Top of DATA TO USE

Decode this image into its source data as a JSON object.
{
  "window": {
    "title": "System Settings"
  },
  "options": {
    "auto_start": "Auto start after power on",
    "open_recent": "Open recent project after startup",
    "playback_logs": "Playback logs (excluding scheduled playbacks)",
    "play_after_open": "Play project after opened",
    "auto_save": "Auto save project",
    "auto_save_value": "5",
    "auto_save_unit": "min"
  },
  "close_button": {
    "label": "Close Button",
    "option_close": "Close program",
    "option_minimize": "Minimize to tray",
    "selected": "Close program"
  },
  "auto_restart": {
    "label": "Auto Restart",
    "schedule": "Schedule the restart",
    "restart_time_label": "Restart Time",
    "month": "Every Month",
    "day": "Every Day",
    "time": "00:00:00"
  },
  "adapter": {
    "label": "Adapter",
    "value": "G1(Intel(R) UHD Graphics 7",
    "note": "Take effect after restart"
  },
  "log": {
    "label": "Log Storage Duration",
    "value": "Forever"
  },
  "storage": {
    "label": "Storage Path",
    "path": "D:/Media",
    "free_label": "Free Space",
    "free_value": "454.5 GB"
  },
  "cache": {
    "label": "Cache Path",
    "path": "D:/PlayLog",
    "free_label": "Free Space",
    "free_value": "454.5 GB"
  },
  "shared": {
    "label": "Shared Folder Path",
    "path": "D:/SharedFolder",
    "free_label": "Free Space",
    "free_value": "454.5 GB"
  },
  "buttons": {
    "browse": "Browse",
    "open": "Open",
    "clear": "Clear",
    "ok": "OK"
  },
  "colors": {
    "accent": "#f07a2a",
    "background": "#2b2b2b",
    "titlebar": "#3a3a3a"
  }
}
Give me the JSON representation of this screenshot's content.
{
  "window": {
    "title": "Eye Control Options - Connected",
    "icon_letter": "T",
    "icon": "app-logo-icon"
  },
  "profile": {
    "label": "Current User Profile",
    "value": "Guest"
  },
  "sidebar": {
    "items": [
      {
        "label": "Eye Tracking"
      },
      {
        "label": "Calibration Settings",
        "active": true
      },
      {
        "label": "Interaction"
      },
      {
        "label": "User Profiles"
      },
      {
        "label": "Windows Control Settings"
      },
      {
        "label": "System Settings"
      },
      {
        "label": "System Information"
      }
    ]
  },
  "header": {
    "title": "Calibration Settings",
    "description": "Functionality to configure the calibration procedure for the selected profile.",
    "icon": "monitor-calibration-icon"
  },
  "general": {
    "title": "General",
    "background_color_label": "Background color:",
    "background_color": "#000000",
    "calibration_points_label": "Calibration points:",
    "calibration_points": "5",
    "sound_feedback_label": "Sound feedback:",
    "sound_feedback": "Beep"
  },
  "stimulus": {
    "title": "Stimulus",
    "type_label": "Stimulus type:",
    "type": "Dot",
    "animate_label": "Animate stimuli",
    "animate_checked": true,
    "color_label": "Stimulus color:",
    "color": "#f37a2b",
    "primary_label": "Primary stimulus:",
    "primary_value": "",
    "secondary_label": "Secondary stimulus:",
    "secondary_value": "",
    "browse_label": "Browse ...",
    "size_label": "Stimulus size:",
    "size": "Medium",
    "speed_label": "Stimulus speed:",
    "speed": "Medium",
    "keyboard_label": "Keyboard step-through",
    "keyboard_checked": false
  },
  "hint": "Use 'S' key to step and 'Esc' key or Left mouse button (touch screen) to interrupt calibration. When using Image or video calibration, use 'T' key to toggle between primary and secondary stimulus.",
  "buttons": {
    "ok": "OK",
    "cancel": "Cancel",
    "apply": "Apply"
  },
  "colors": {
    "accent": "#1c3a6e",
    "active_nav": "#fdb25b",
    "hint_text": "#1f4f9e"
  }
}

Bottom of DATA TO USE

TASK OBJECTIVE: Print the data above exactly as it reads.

RESPONSE AREA:
Decode this image into its source data as a JSON object.
{
  "window": {
    "title": "System Settings"
  },
  "options": {
    "auto_start": "Auto start after power on",
    "open_recent": "Open recent project after startup",
    "playback_logs": "Playback logs (excluding scheduled playbacks)",
    "play_after_open": "Play project after opened",
    "auto_save": "Auto save project",
    "auto_save_value": "5",
    "auto_save_unit": "min"
  },
  "close_button": {
    "label": "Close Button",
    "option_close": "Close program",
    "option_minimize": "Minimize to tray",
    "selected": "Close program"
  },
  "auto_restart": {
    "label": "Auto Restart",
    "schedule": "Schedule the restart",
    "restart_time_label": "Restart Time",
    "month": "Every Month",
    "day": "Every Day",
    "time": "00:00:00"
  },
  "adapter": {
    "label": "Adapter",
    "value": "G1(Intel(R) UHD Graphics 7",
    "note": "Take effect after restart"
  },
  "log": {
    "label": "Log Storage Duration",
    "value": "Forever"
  },
  "storage": {
    "label": "Storage Path",
    "path": "D:/Media",
    "free_label": "Free Space",
    "free_value": "454.5 GB"
  },
  "cache": {
    "label": "Cache Path",
    "path": "D:/PlayLog",
    "free_label": "Free Space",
    "free_value": "454.5 GB"
  },
  "shared": {
    "label": "Shared Folder Path",
    "path": "D:/SharedFolder",
    "free_label": "Free Space",
    "free_value": "454.5 GB"
  },
  "buttons": {
    "browse": "Browse",
    "open": "Open",
    "clear": "Clear",
    "ok": "OK"
  },
  "colors": {
    "accent": "#f07a2a",
    "background": "#2b2b2b",
    "titlebar": "#3a3a3a"
  }
}
Give me the JSON representation of this screenshot's content.
{
  "window": {
    "title": "Eye Control Options - Connected",
    "icon_letter": "T",
    "icon": "app-logo-icon"
  },
  "profile": {
    "label": "Current User Profile",
    "value": "Guest"
  },
  "sidebar": {
    "items": [
      {
        "label": "Eye Tracking"
      },
      {
        "label": "Calibration Settings",
        "active": true
      },
      {
        "label": "Interaction"
      },
      {
        "label": "User Profiles"
      },
      {
        "label": "Windows Control Settings"
      },
      {
        "label": "System Settings"
      },
      {
        "label": "System Information"
      }
    ]
  },
  "header": {
    "title": "Calibration Settings",
    "description": "Functionality to configure the calibration procedure for the selected profile.",
    "icon": "monitor-calibration-icon"
  },
  "general": {
    "title": "General",
    "background_color_label": "Background color:",
    "background_color": "#000000",
    "calibration_points_label": "Calibration points:",
    "calibration_points": "5",
    "sound_feedback_label": "Sound feedback:",
    "sound_feedback": "Beep"
  },
  "stimulus": {
    "title": "Stimulus",
    "type_label": "Stimulus type:",
    "type": "Dot",
    "animate_label": "Animate stimuli",
    "animate_checked": true,
    "color_label": "Stimulus color:",
    "color": "#f37a2b",
    "primary_label": "Primary stimulus:",
    "primary_value": "",
    "secondary_label": "Secondary stimulus:",
    "secondary_value": "",
    "browse_label": "Browse ...",
    "size_label": "Stimulus size:",
    "size": "Medium",
    "speed_label": "Stimulus speed:",
    "speed": "Medium",
    "keyboard_label": "Keyboard step-through",
    "keyboard_checked": false
  },
  "hint": "Use 'S' key to step and 'Esc' key or Left mouse button (touch screen) to interrupt calibration. When using Image or video calibration, use 'T' key to toggle between primary and secondary stimulus.",
  "buttons": {
    "ok": "OK",
    "cancel": "Cancel",
    "apply": "Apply"
  },
  "colors": {
    "accent": "#1c3a6e",
    "active_nav": "#fdb25b",
    "hint_text": "#1f4f9e"
  }
}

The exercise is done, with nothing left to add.